- [Work instructions]:
When you reproduce the data, keep every word exactly as it stands and leave the pictures out.

Entries from a dataset of interfaces:
____

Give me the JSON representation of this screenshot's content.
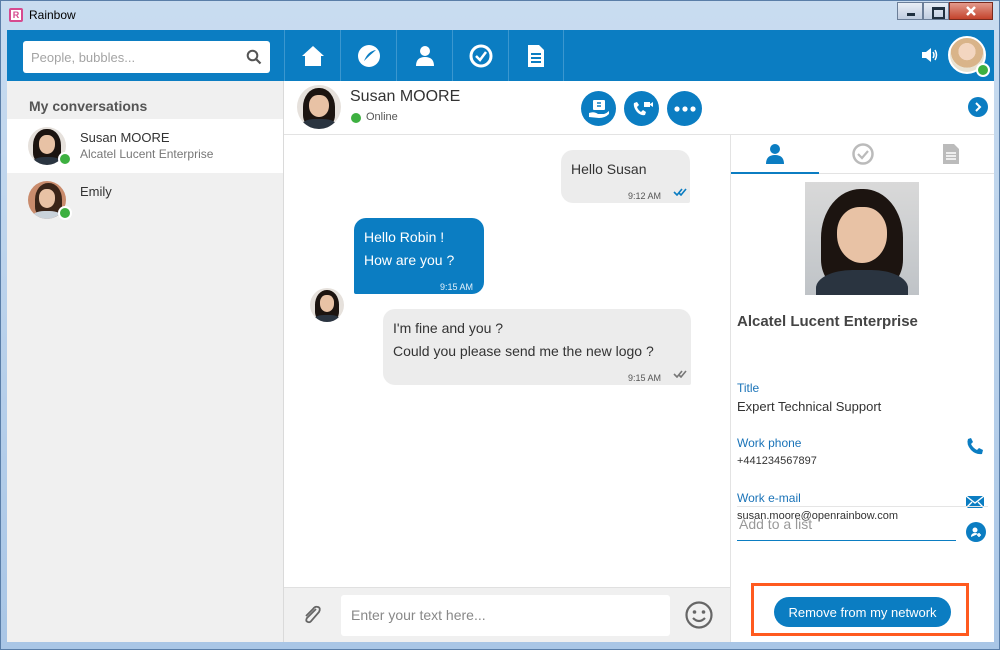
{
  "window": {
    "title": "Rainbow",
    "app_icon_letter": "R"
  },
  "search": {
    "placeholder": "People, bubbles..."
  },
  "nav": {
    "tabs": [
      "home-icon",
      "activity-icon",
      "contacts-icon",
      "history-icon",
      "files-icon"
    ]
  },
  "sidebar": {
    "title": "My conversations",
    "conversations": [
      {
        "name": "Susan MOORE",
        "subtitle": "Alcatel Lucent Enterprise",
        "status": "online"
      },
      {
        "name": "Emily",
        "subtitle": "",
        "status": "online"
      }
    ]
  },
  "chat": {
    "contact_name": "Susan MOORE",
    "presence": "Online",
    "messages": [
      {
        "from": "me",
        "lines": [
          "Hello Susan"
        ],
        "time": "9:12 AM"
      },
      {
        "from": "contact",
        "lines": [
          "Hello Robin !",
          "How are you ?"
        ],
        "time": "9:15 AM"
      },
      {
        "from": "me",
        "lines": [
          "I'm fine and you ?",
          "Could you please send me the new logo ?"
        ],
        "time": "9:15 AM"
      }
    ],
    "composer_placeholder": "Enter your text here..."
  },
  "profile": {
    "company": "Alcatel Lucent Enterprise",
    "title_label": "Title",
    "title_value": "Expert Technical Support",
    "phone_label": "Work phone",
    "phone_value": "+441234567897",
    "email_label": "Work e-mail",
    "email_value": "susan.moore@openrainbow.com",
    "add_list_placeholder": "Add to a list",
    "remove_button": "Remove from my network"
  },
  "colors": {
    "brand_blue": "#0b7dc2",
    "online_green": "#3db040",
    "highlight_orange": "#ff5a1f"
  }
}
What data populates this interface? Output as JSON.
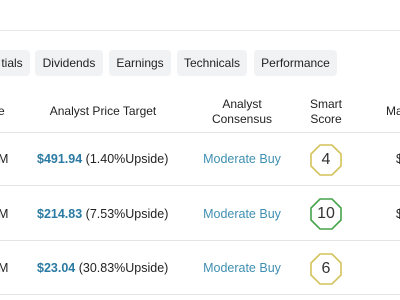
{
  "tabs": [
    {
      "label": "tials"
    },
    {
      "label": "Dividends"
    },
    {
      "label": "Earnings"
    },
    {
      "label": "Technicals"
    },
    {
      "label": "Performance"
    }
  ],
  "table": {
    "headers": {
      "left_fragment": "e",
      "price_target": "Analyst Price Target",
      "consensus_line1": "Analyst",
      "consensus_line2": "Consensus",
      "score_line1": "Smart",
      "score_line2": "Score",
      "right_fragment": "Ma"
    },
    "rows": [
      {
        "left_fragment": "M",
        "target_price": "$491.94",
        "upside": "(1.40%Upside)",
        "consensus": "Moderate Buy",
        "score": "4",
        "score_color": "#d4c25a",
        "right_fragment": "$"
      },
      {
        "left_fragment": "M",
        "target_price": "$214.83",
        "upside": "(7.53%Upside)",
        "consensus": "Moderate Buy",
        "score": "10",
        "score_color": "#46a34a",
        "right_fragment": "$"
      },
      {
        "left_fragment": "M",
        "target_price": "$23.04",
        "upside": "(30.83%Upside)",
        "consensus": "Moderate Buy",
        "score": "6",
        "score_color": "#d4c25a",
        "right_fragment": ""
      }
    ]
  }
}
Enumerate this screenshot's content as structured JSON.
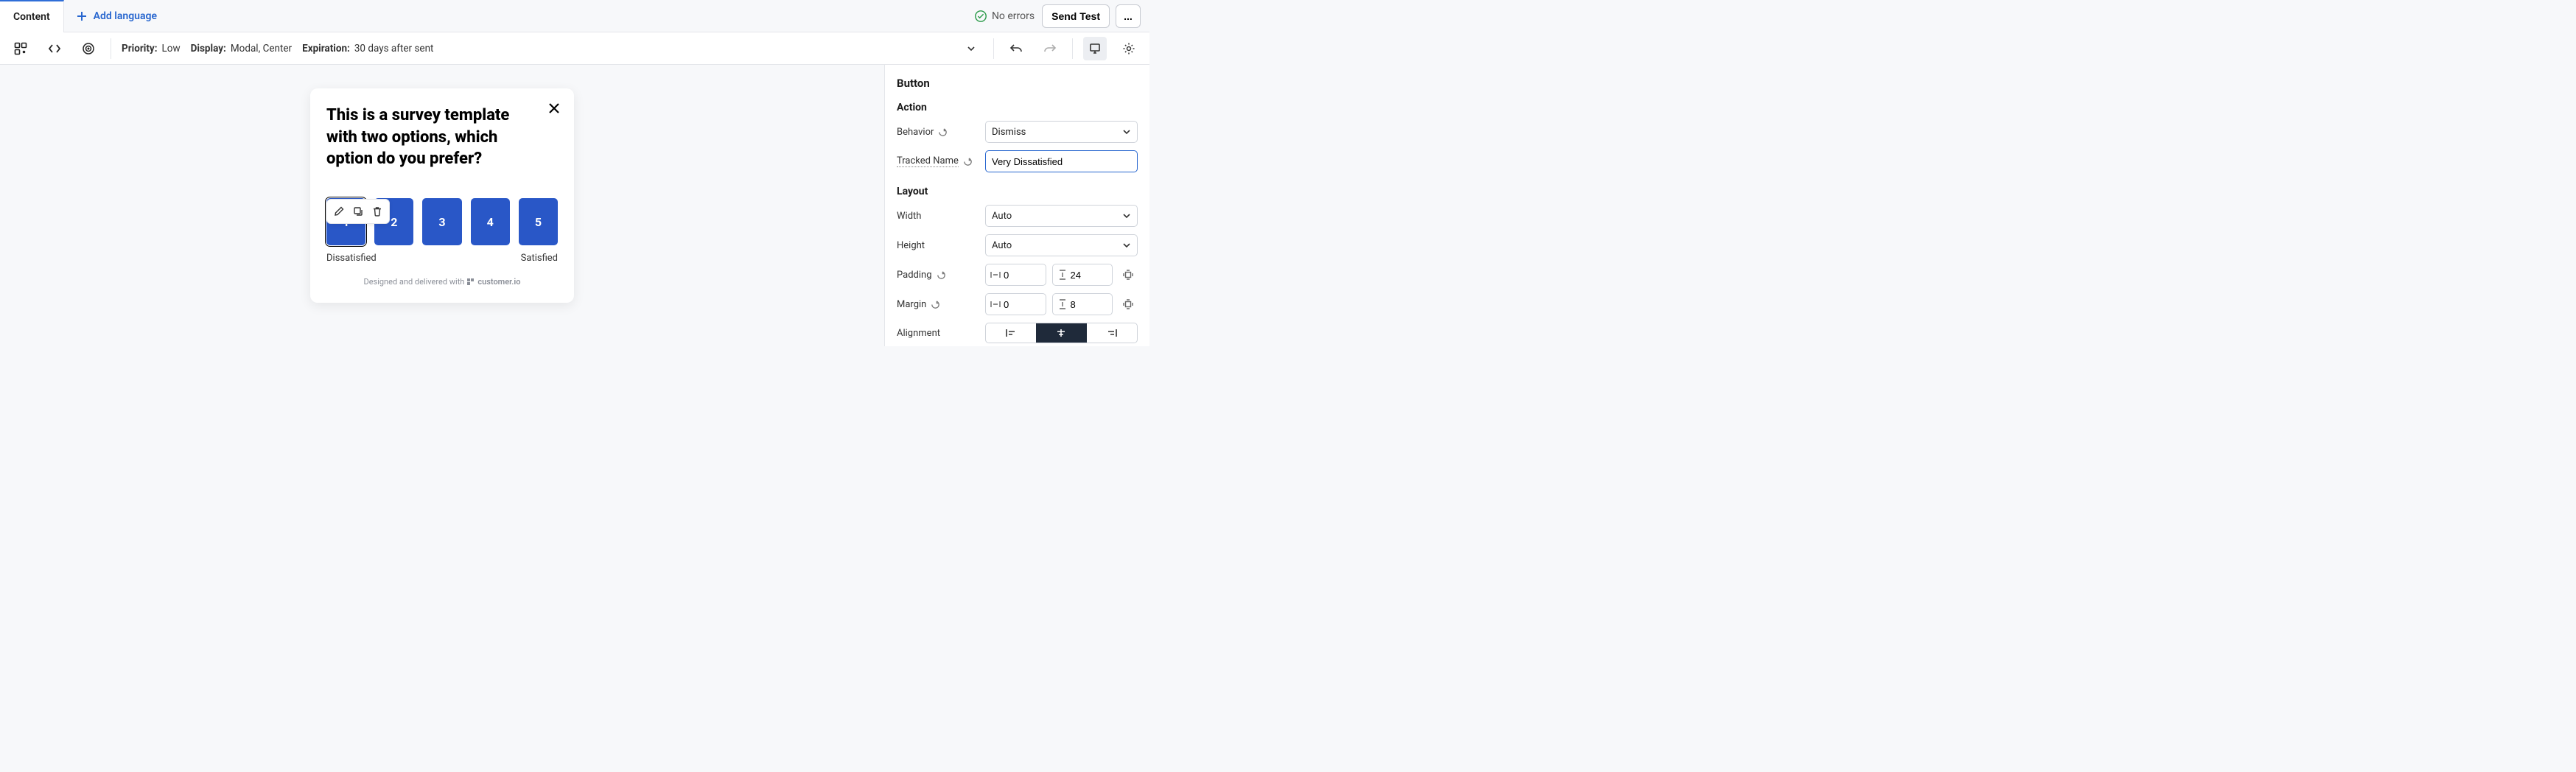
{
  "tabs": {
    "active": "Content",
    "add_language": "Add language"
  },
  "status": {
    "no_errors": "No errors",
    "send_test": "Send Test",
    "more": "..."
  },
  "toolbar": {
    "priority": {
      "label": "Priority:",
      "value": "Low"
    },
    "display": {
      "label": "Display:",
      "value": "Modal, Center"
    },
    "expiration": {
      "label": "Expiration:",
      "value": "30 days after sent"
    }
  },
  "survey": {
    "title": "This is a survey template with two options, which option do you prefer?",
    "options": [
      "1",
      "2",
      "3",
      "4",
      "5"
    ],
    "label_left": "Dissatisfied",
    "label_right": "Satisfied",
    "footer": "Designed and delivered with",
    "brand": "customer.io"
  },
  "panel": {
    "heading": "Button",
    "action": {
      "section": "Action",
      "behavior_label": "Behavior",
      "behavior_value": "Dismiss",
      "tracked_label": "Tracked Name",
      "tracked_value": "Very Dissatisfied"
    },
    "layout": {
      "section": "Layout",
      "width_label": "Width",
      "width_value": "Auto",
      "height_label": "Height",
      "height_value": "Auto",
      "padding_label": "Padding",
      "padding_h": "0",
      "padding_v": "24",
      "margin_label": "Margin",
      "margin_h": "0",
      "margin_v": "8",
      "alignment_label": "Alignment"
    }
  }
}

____

- [Your response]:
Give me the JSON representation of this screenshot's content.
{
  "window": {
    "title": "Rainbow",
    "app_icon_letter": "R"
  },
  "search": {
    "placeholder": "People, bubbles..."
  },
  "nav": {
    "tabs": [
      "home-icon",
      "activity-icon",
      "contacts-icon",
      "history-icon",
      "files-icon"
    ]
  },
  "sidebar": {
    "title": "My conversations",
    "conversations": [
      {
        "name": "Susan MOORE",
        "subtitle": "Alcatel Lucent Enterprise",
        "status": "online"
      },
      {
        "name": "Emily",
        "subtitle": "",
        "status": "online"
      }
    ]
  },
  "chat": {
    "contact_name": "Susan MOORE",
    "presence": "Online",
    "messages": [
      {
        "from": "me",
        "lines": [
          "Hello Susan"
        ],
        "time": "9:12 AM"
      },
      {
        "from": "contact",
        "lines": [
          "Hello Robin !",
          "How are you ?"
        ],
        "time": "9:15 AM"
      },
      {
        "from": "me",
        "lines": [
          "I'm fine and you ?",
          "Could you please send me the new logo ?"
        ],
        "time": "9:15 AM"
      }
    ],
    "composer_placeholder": "Enter your text here..."
  },
  "profile": {
    "company": "Alcatel Lucent Enterprise",
    "title_label": "Title",
    "title_value": "Expert Technical Support",
    "phone_label": "Work phone",
    "phone_value": "+441234567897",
    "email_label": "Work e-mail",
    "email_value": "susan.moore@openrainbow.com",
    "add_list_placeholder": "Add to a list",
    "remove_button": "Remove from my network"
  },
  "colors": {
    "brand_blue": "#0b7dc2",
    "online_green": "#3db040",
    "highlight_orange": "#ff5a1f"
  }
}
What data populates this interface? Output as JSON.
{
  "tabs": [
    {
      "label": "tials"
    },
    {
      "label": "Dividends"
    },
    {
      "label": "Earnings"
    },
    {
      "label": "Technicals"
    },
    {
      "label": "Performance"
    }
  ],
  "table": {
    "headers": {
      "left_fragment": "e",
      "price_target": "Analyst Price Target",
      "consensus_line1": "Analyst",
      "consensus_line2": "Consensus",
      "score_line1": "Smart",
      "score_line2": "Score",
      "right_fragment": "Ma"
    },
    "rows": [
      {
        "left_fragment": "M",
        "target_price": "$491.94",
        "upside": "(1.40%Upside)",
        "consensus": "Moderate Buy",
        "score": "4",
        "score_color": "#d4c25a",
        "right_fragment": "$"
      },
      {
        "left_fragment": "M",
        "target_price": "$214.83",
        "upside": "(7.53%Upside)",
        "consensus": "Moderate Buy",
        "score": "10",
        "score_color": "#46a34a",
        "right_fragment": "$"
      },
      {
        "left_fragment": "M",
        "target_price": "$23.04",
        "upside": "(30.83%Upside)",
        "consensus": "Moderate Buy",
        "score": "6",
        "score_color": "#d4c25a",
        "right_fragment": ""
      }
    ]
  }
}
Enumerate this screenshot's content as structured JSON.
{
  "tabs": {
    "active": "Content",
    "add_language": "Add language"
  },
  "status": {
    "no_errors": "No errors",
    "send_test": "Send Test",
    "more": "..."
  },
  "toolbar": {
    "priority": {
      "label": "Priority:",
      "value": "Low"
    },
    "display": {
      "label": "Display:",
      "value": "Modal, Center"
    },
    "expiration": {
      "label": "Expiration:",
      "value": "30 days after sent"
    }
  },
  "survey": {
    "title": "This is a survey template with two options, which option do you prefer?",
    "options": [
      "1",
      "2",
      "3",
      "4",
      "5"
    ],
    "label_left": "Dissatisfied",
    "label_right": "Satisfied",
    "footer": "Designed and delivered with",
    "brand": "customer.io"
  },
  "panel": {
    "heading": "Button",
    "action": {
      "section": "Action",
      "behavior_label": "Behavior",
      "behavior_value": "Dismiss",
      "tracked_label": "Tracked Name",
      "tracked_value": "Very Dissatisfied"
    },
    "layout": {
      "section": "Layout",
      "width_label": "Width",
      "width_value": "Auto",
      "height_label": "Height",
      "height_value": "Auto",
      "padding_label": "Padding",
      "padding_h": "0",
      "padding_v": "24",
      "margin_label": "Margin",
      "margin_h": "0",
      "margin_v": "8",
      "alignment_label": "Alignment"
    }
  }
}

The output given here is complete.